The issue is whether this provision can be interpreted consistently with the Federal Vacancies Reform Act (FVRA), which generally allows the President to appoint an official to serve in an acting capacity – specifically, whether the exclusivity provision of the FVRA, 5 U.S.C. § 3347, and the CFPA preclude a vacancy appointment by expressly "designat[ing] an officer or employee to perform the functions and duties of a specified office temporarily in an acting capacity."
Late Sunday evening, Leandra English filed an emergency Temporary Restraining Order and Civil Complaint seeking to stop the Trump administration from appointing Mr. Mulvaney as the acting director and seeking a declaratory judgment that she is the proper acting director. In large part, her suit relies on the above-cited provision of the CFPA. Of note: The CFPB General Counsel's Office (a/k/a the Legal Division) signed onto the DOJ's opposition brief as "of counsel," noting that Mulvaney is the lawful acting director.
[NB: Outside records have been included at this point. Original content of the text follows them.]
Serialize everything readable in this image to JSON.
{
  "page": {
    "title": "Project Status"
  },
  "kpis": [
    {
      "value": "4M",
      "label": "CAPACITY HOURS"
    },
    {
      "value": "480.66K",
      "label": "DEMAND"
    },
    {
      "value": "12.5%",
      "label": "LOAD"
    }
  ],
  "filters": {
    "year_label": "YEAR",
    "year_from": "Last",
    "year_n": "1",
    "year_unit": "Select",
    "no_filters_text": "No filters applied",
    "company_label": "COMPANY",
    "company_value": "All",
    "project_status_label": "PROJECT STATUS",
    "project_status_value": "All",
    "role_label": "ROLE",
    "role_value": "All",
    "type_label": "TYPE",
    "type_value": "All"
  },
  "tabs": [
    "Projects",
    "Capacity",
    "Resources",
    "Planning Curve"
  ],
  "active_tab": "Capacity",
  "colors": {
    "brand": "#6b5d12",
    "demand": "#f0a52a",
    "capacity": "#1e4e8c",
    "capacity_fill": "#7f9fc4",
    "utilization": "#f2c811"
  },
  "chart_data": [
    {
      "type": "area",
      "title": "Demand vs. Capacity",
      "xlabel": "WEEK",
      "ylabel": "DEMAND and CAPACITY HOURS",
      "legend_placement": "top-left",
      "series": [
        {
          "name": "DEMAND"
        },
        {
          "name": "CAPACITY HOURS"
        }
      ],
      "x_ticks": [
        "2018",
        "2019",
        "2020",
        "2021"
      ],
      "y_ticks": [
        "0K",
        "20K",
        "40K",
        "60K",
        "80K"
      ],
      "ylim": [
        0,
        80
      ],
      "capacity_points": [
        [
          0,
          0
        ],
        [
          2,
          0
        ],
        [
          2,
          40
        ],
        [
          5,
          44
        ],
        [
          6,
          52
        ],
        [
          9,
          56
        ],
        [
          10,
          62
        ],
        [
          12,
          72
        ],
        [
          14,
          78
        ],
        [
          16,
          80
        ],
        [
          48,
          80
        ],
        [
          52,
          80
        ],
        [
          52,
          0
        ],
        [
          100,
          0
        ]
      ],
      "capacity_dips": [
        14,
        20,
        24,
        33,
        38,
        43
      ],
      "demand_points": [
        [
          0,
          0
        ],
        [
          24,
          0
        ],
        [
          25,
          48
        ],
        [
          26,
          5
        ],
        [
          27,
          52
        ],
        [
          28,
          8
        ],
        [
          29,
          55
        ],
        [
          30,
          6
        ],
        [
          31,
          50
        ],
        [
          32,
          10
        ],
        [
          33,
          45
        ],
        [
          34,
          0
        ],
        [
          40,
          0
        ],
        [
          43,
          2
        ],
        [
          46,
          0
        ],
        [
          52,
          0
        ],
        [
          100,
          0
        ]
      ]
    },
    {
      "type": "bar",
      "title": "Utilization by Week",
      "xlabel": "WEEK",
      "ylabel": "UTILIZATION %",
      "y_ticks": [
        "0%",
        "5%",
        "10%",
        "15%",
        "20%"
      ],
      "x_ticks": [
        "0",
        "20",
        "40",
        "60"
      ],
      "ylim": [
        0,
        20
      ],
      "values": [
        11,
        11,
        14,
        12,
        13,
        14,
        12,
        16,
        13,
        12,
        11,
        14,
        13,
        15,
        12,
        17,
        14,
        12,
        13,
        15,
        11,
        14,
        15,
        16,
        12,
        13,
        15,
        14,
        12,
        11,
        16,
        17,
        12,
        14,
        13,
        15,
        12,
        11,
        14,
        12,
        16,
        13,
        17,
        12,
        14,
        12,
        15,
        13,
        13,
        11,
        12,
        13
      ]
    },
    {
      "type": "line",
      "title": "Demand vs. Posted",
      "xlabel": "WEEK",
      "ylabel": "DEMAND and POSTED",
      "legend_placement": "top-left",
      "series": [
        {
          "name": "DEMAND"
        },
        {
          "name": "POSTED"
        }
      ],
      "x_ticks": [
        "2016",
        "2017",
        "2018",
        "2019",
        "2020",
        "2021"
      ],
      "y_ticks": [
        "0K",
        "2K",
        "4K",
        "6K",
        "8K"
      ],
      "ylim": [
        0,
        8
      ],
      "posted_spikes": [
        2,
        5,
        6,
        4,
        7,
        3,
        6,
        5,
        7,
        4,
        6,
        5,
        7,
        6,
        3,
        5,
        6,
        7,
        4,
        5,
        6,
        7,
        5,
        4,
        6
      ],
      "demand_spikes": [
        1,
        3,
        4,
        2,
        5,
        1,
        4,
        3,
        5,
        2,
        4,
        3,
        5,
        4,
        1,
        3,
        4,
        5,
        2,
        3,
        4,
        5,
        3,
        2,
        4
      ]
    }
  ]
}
After two separate hearings on the TRO, on Tuesday, November 28, 2017, U.S. District Court Judge Kelly denied the TRO, noting, among other things, that Ms. English is not likely to prevail on the merits or suffer irreparable harm. This decided the emergency relief request; however, the lawsuit is still pending. The controversy over the CFPB's leadership comes as the Bureau faces challenges on legislative and judicial fronts, with congressional opposition to CFPB rulemaking under the Congressional Review Act, and a pending decision regarding the CFPB's constitutionality in the D.C. Circuit. Mulvaney, in his limited time as the acting director, has already implemented a freeze on hiring and on the issuance of any new regulations. The CFPB has had many "firsts" since it was created, and the resignation of its first director and his successor adds to that list. We will be following closely how it handles its first change in leadership and how this impacts the CFPB's priorities in the coming year.